You’re familiar with the expression “If it bleeds, it leads.”?
A reference to an unwritten rule in journalism, the suggestion was that the most sensational, graphic or tragic news would make it to the front of the paper, the top of the newscast, or the cover of the magazine.
Today, it’s not only “blood” that captures editors’ attentions, but a whole slew of new buzzwords and topics that seem to propel a story to the forefront. Words like “green,” “sex,” “cancer,” or “fat.”
The new expression might be, “If it’s Green, ’twill be seen.”
In response, PR folks have taken to the practice of “optimizing” press materials to get the attention of busy editors and gain favor in publication. This is not optimizing keywords for Internet search indexes, but optimizing for real-life eyeballs.
For example, check out this New York Times article about a story that appeared in several news outlets using the PR pitch headline: “Toxic Ties to ‘New Shower Curtain Smell’ Evident, According to Latest Laboratory Testing.” Those are some mighty compelling “keywords”: toxic, laboratory testing. And the story got considerable play, despite being much ado about nothing, including prominent placement on ABC News.
I prefer the tried and true method of press relations: “If it’s real, lose the shpiel.” There’s no substitute for a good story, and fancy keywords and topical hot buttons shouldn’t dress up a lame story (and, I suspect, don’t, for a vast majority of journalists).

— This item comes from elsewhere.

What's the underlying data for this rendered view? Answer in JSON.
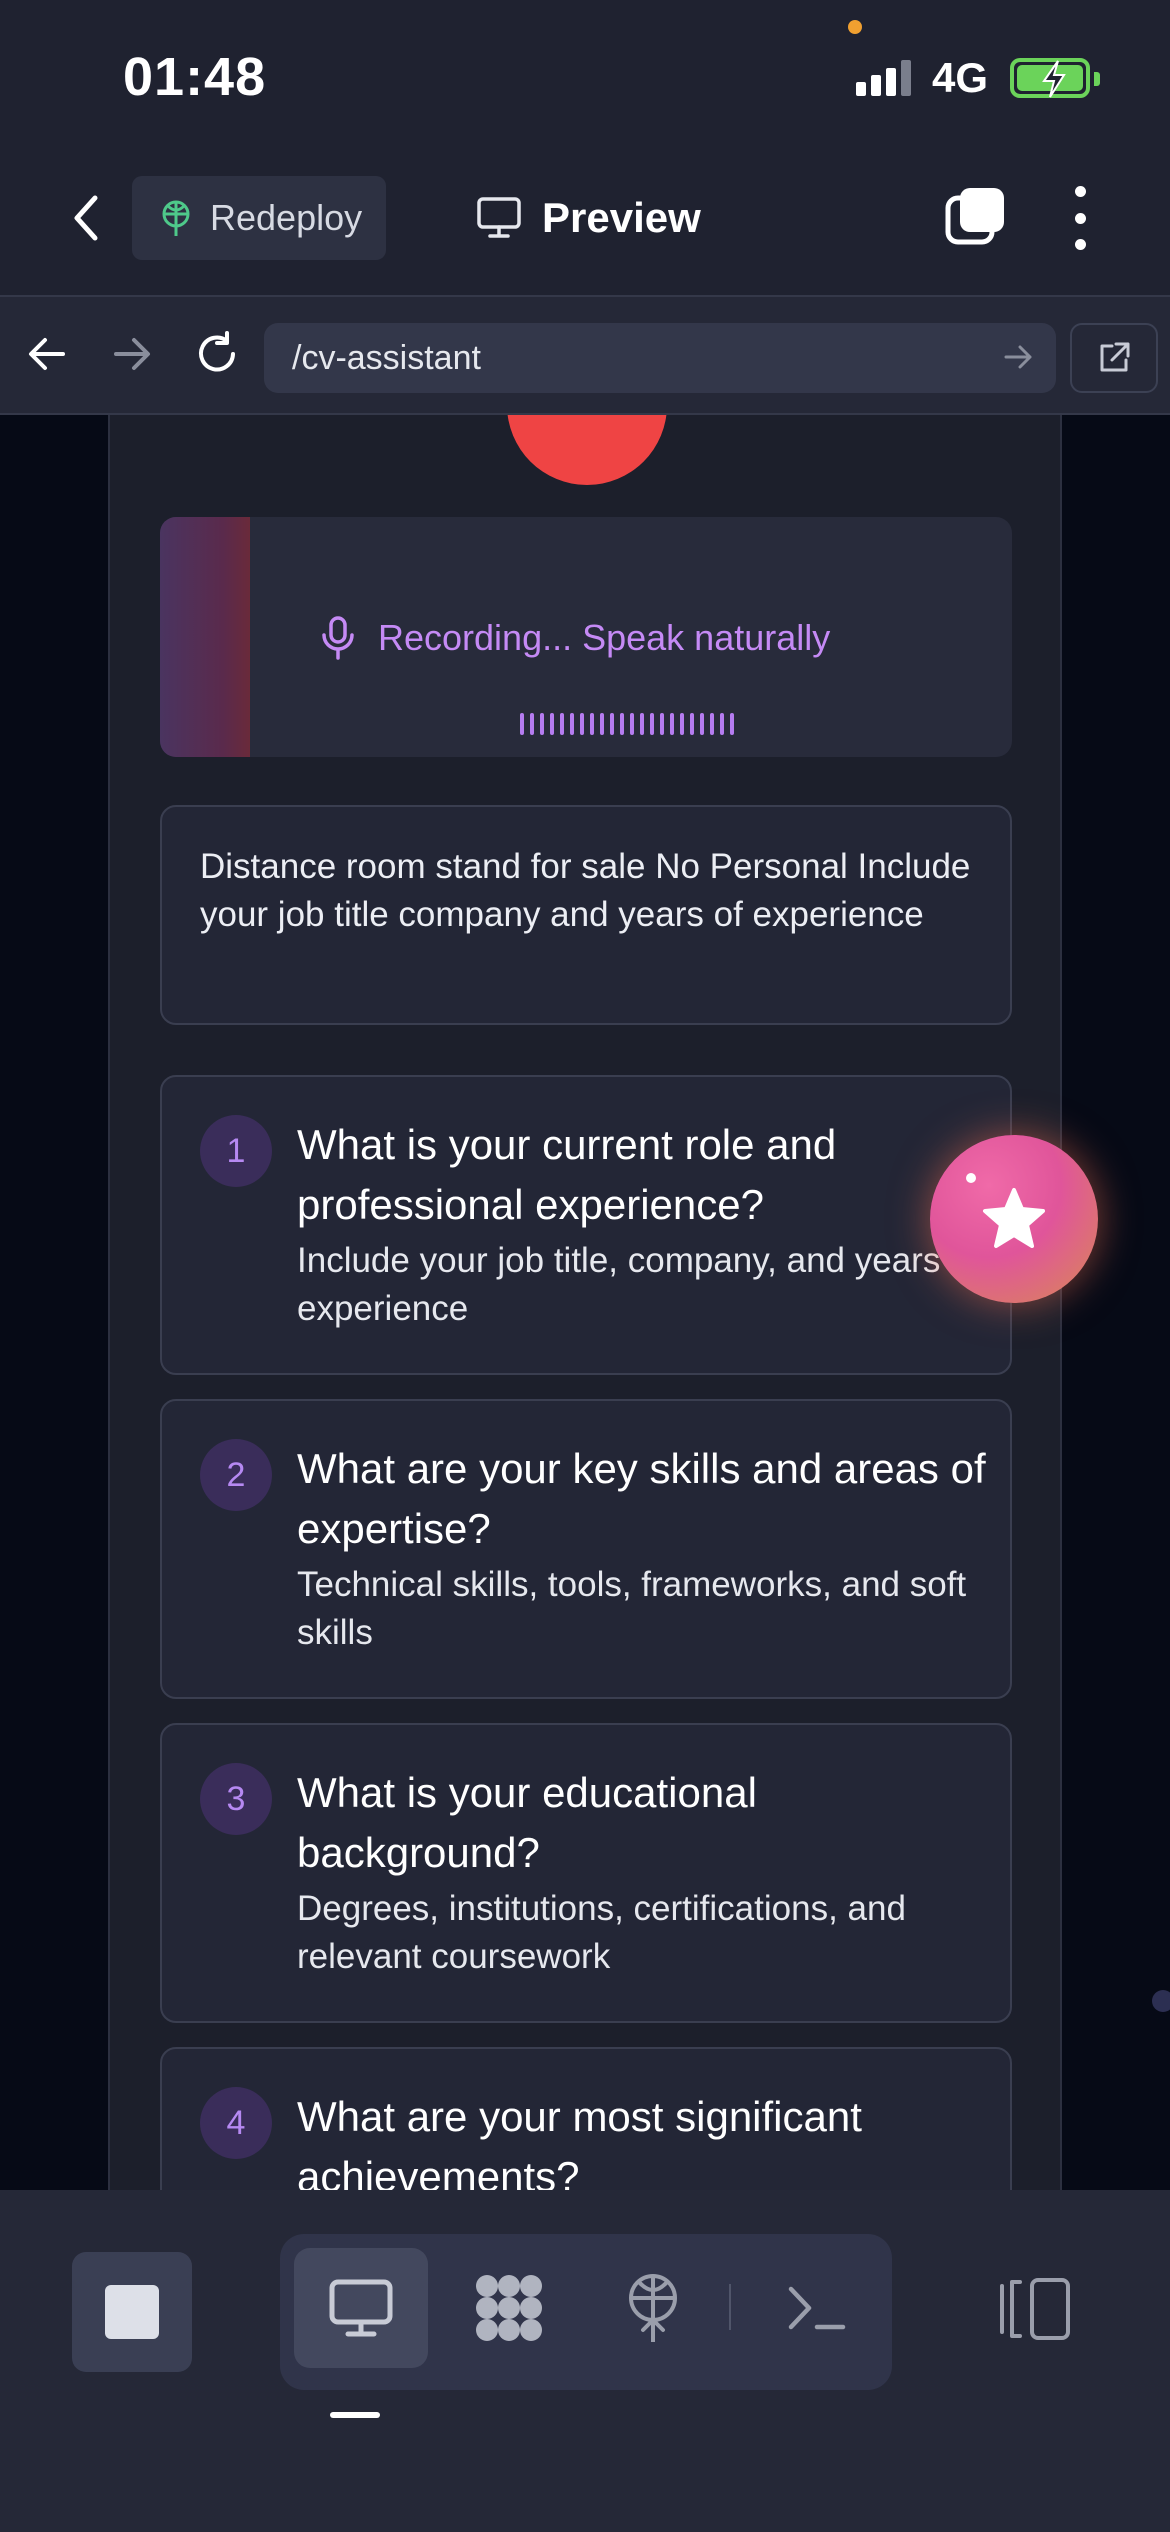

Then again, look again at what I chose as the first word in the headline of this post.